(Entries from a dataset of interfaces):
########################################

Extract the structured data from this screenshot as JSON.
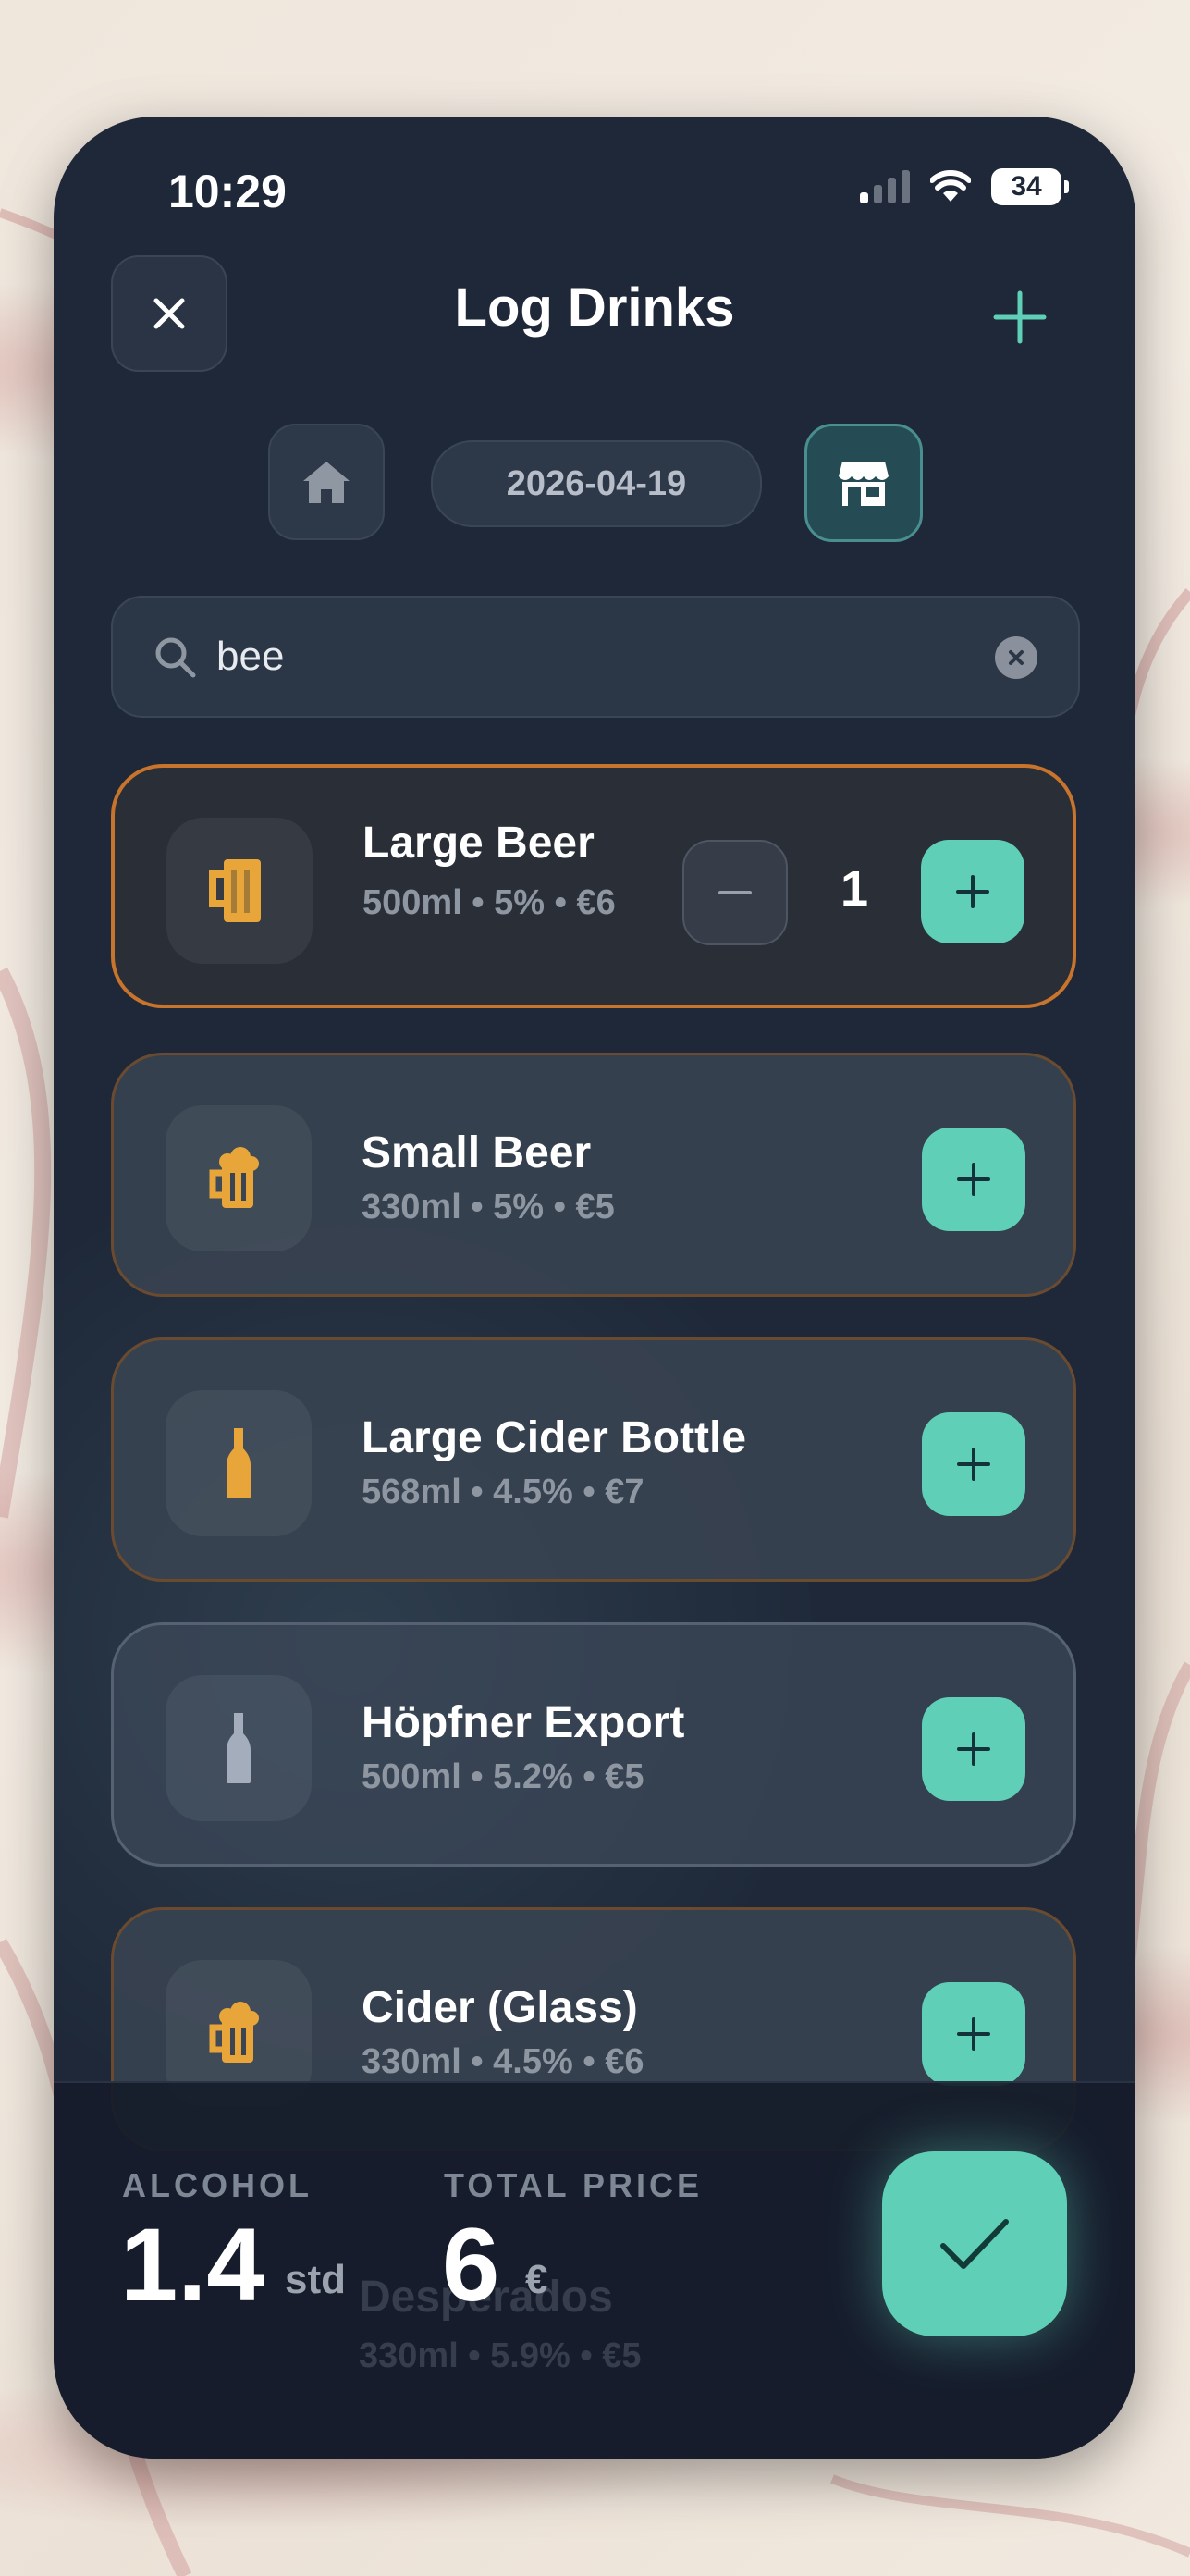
{
  "status_bar": {
    "time": "10:29",
    "battery": "34"
  },
  "header": {
    "title": "Log Drinks"
  },
  "location": {
    "date": "2026-04-19"
  },
  "search": {
    "value": "bee"
  },
  "drinks": [
    {
      "name": "Large Beer",
      "meta": "500ml • 5% • €6",
      "icon": "beer-mug-icon",
      "quantity": "1",
      "selected": true
    },
    {
      "name": "Small Beer",
      "meta": "330ml • 5% • €5",
      "icon": "foamy-beer-mug-icon"
    },
    {
      "name": "Large Cider Bottle",
      "meta": "568ml • 4.5% • €7",
      "icon": "bottle-icon"
    },
    {
      "name": "Höpfner Export",
      "meta": "500ml • 5.2% • €5",
      "icon": "bottle-icon"
    },
    {
      "name": "Cider (Glass)",
      "meta": "330ml • 4.5% • €6",
      "icon": "foamy-beer-mug-icon"
    },
    {
      "name": "Desperados",
      "meta": "330ml • 5.9% • €5",
      "icon": "bottle-icon"
    }
  ],
  "summary": {
    "alcohol_label": "ALCOHOL",
    "alcohol_value": "1.4",
    "alcohol_unit": "std",
    "price_label": "TOTAL PRICE",
    "price_value": "6",
    "price_unit": "€"
  },
  "colors": {
    "accent": "#5fcfb8",
    "selected_border": "#c8742c",
    "icon_amber": "#e7a53a",
    "background": "#1e2838"
  }
}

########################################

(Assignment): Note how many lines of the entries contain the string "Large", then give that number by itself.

(The answer): 2